ACTION ITEM -
All lines below containing the string "name" are to be copied.

Top of DATA PROVIDED

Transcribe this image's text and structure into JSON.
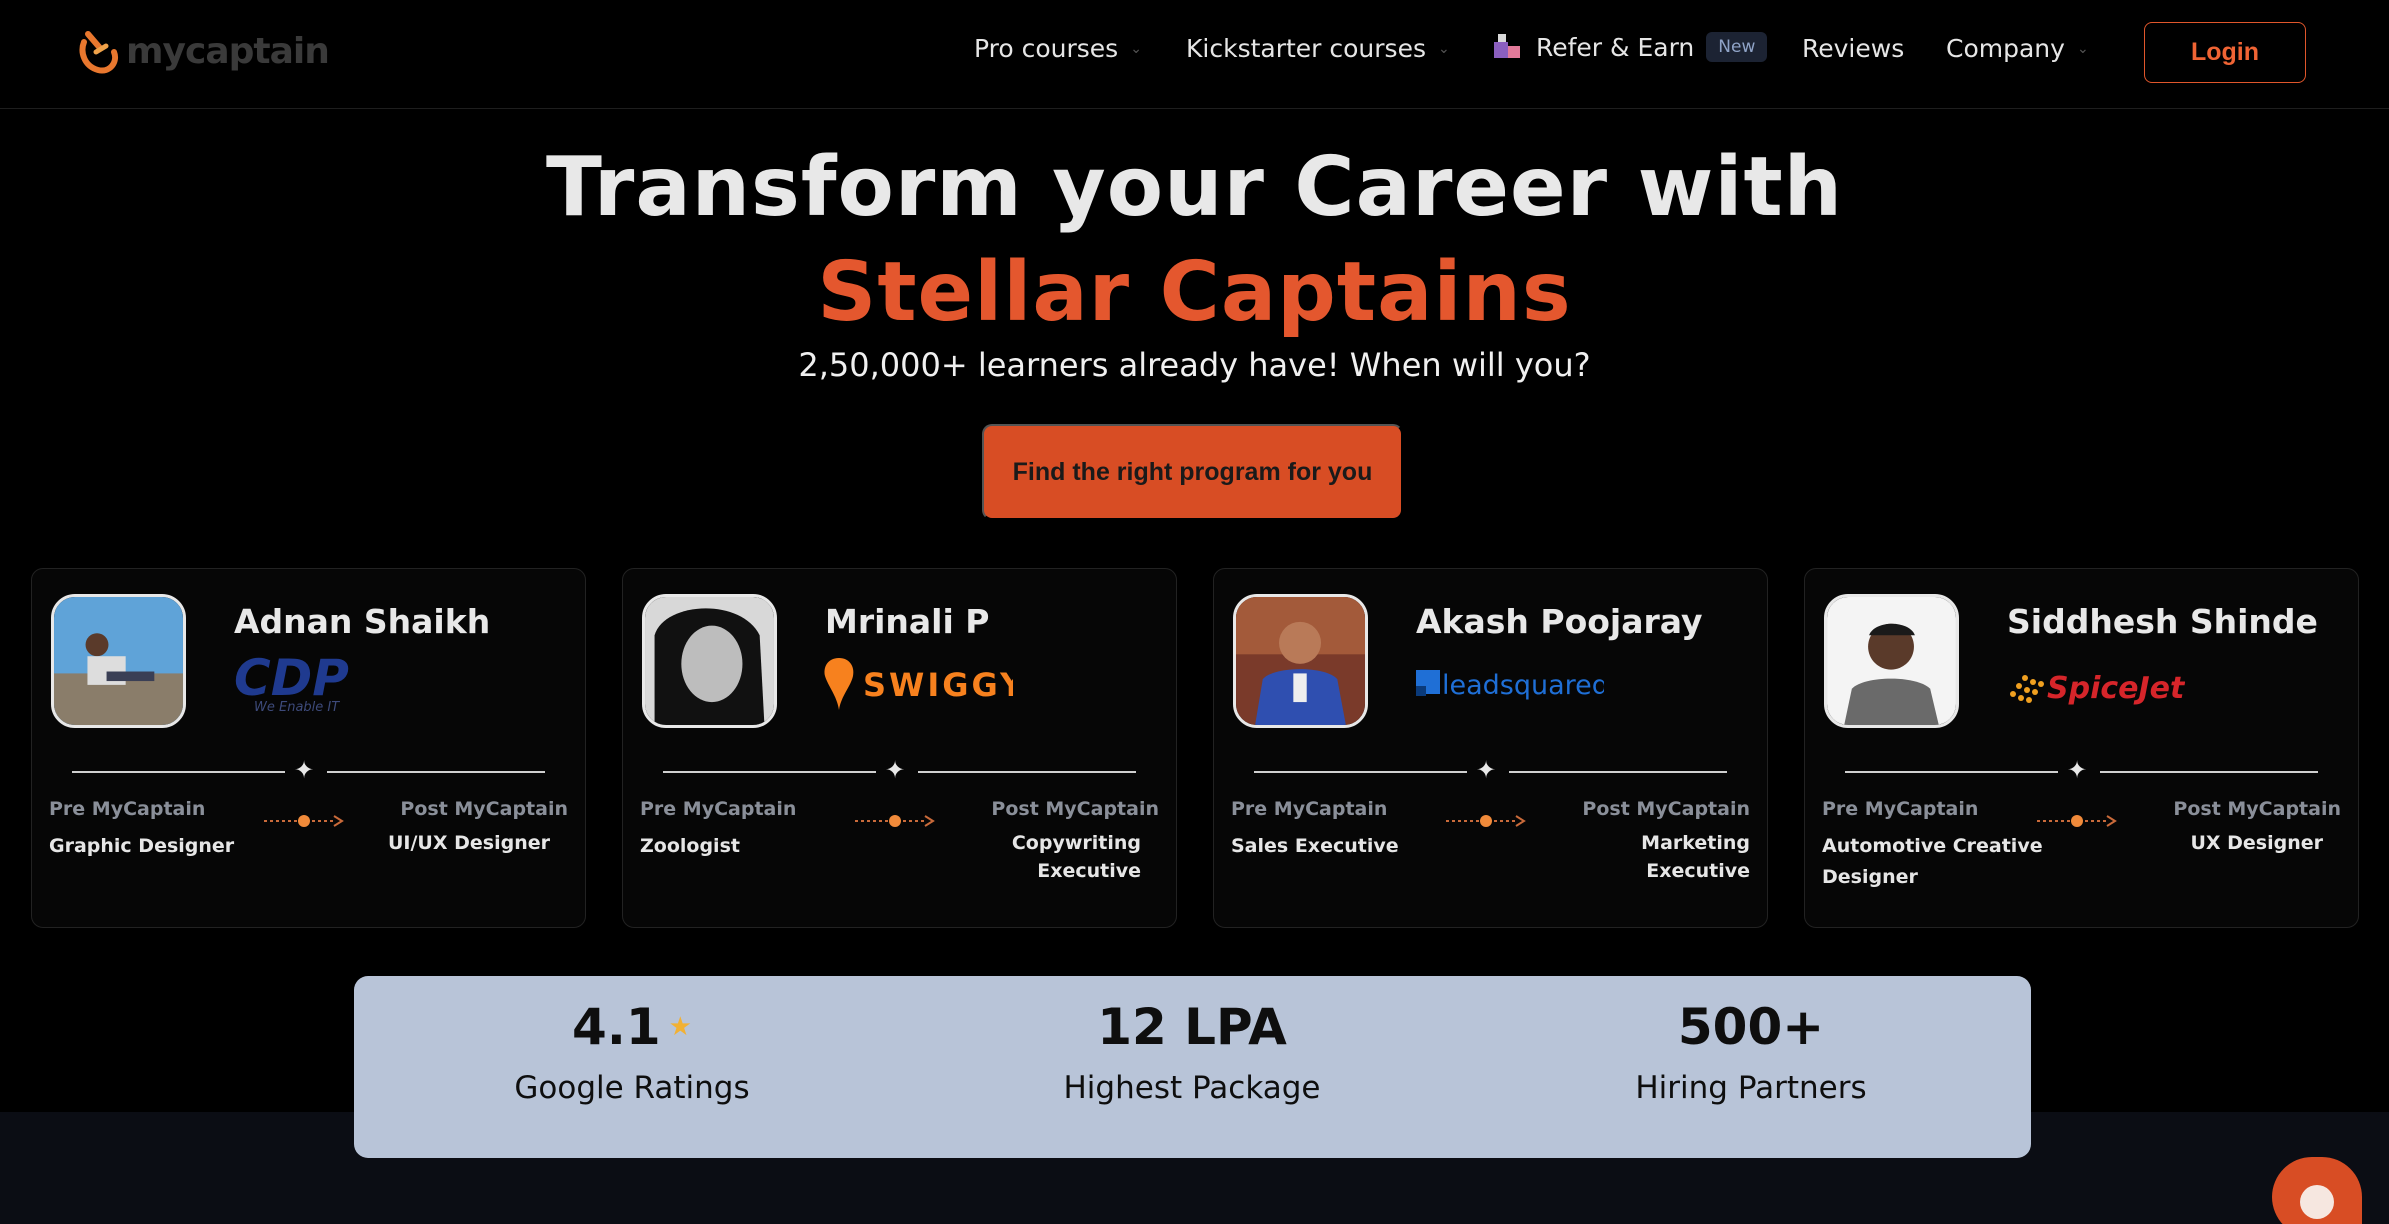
{
  "brand": {
    "name": "mycaptain",
    "accent": "#e4572e"
  },
  "nav": {
    "items": [
      {
        "label": "Pro courses",
        "has_dropdown": true
      },
      {
        "label": "Kickstarter courses",
        "has_dropdown": true
      },
      {
        "label": "Refer & Earn",
        "badge": "New"
      },
      {
        "label": "Reviews"
      },
      {
        "label": "Company",
        "has_dropdown": true
      }
    ],
    "login_label": "Login"
  },
  "hero": {
    "line1": "Transform your Career with",
    "line2": "Stellar Captains",
    "subtitle": "2,50,000+ learners already have! When will you?",
    "cta_label": "Find the right program for you"
  },
  "cards": [
    {
      "name": "Adnan Shaikh",
      "company": "CDP",
      "company_tagline": "We Enable IT",
      "pre_label": "Pre MyCaptain",
      "pre_role": "Graphic Designer",
      "post_label": "Post MyCaptain",
      "post_role": "UI/UX Designer"
    },
    {
      "name": "Mrinali P",
      "company": "SWIGGY",
      "pre_label": "Pre MyCaptain",
      "pre_role": "Zoologist",
      "post_label": "Post MyCaptain",
      "post_role": "Copywriting Executive"
    },
    {
      "name": "Akash Poojaray",
      "company": "leadsquared",
      "pre_label": "Pre MyCaptain",
      "pre_role": "Sales Executive",
      "post_label": "Post MyCaptain",
      "post_role": "Marketing Executive"
    },
    {
      "name": "Siddhesh Shinde",
      "company": "SpiceJet",
      "pre_label": "Pre MyCaptain",
      "pre_role": "Automotive Creative Designer",
      "post_label": "Post MyCaptain",
      "post_role": "UX Designer"
    }
  ],
  "stats": [
    {
      "value": "4.1",
      "label": "Google Ratings",
      "icon": "star-icon"
    },
    {
      "value": "12 LPA",
      "label": "Highest Package"
    },
    {
      "value": "500+",
      "label": "Hiring Partners"
    }
  ]
}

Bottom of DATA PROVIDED

EXERCISE OUTPUT -
    "name": "mycaptain",
      "name": "Adnan Shaikh",
      "name": "Mrinali P",
      "name": "Akash Poojaray",
      "name": "Siddhesh Shinde",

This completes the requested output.